Dataset rows for apps and sites
⟨

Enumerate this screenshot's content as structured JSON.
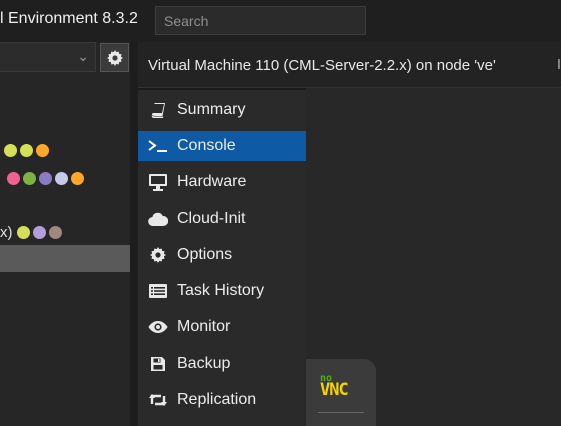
{
  "header": {
    "title": "l Environment 8.3.2",
    "search_placeholder": "Search"
  },
  "tree": {
    "rows": [
      {
        "label": "",
        "dots": [
          "#d4e157",
          "#d4e157",
          "#ffa726"
        ]
      },
      {
        "label": "",
        "dots": [
          "#f06292",
          "#7cb342",
          "#8e7cc3",
          "#c5cae9",
          "#ffa726"
        ]
      },
      {
        "label": "x)",
        "dots": [
          "#d4e157",
          "#b39ddb",
          "#a1887f"
        ]
      }
    ]
  },
  "content": {
    "title": "Virtual Machine 110 (CML-Server-2.2.x) on node 've'",
    "edge_char": "I"
  },
  "nav": {
    "items": [
      {
        "label": "Summary",
        "icon": "book-icon",
        "active": false
      },
      {
        "label": "Console",
        "icon": "terminal-icon",
        "active": true
      },
      {
        "label": "Hardware",
        "icon": "monitor-icon",
        "active": false
      },
      {
        "label": "Cloud-Init",
        "icon": "cloud-icon",
        "active": false
      },
      {
        "label": "Options",
        "icon": "gear-icon",
        "active": false
      },
      {
        "label": "Task History",
        "icon": "list-icon",
        "active": false
      },
      {
        "label": "Monitor",
        "icon": "eye-icon",
        "active": false
      },
      {
        "label": "Backup",
        "icon": "floppy-icon",
        "active": false
      },
      {
        "label": "Replication",
        "icon": "retweet-icon",
        "active": false
      }
    ]
  },
  "novnc": {
    "no": "no",
    "vnc": "VNC"
  },
  "colors": {
    "accent": "#0e5aa5",
    "background": "#1b1b1b"
  }
}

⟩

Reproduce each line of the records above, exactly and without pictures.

Enumerate this screenshot's content as structured JSON.
{
  "header": {
    "title": "l Environment 8.3.2",
    "search_placeholder": "Search"
  },
  "tree": {
    "rows": [
      {
        "label": "",
        "dots": [
          "#d4e157",
          "#d4e157",
          "#ffa726"
        ]
      },
      {
        "label": "",
        "dots": [
          "#f06292",
          "#7cb342",
          "#8e7cc3",
          "#c5cae9",
          "#ffa726"
        ]
      },
      {
        "label": "x)",
        "dots": [
          "#d4e157",
          "#b39ddb",
          "#a1887f"
        ]
      }
    ]
  },
  "content": {
    "title": "Virtual Machine 110 (CML-Server-2.2.x) on node 've'",
    "edge_char": "I"
  },
  "nav": {
    "items": [
      {
        "label": "Summary",
        "icon": "book-icon",
        "active": false
      },
      {
        "label": "Console",
        "icon": "terminal-icon",
        "active": true
      },
      {
        "label": "Hardware",
        "icon": "monitor-icon",
        "active": false
      },
      {
        "label": "Cloud-Init",
        "icon": "cloud-icon",
        "active": false
      },
      {
        "label": "Options",
        "icon": "gear-icon",
        "active": false
      },
      {
        "label": "Task History",
        "icon": "list-icon",
        "active": false
      },
      {
        "label": "Monitor",
        "icon": "eye-icon",
        "active": false
      },
      {
        "label": "Backup",
        "icon": "floppy-icon",
        "active": false
      },
      {
        "label": "Replication",
        "icon": "retweet-icon",
        "active": false
      }
    ]
  },
  "novnc": {
    "no": "no",
    "vnc": "VNC"
  },
  "colors": {
    "accent": "#0e5aa5",
    "background": "#1b1b1b"
  }
}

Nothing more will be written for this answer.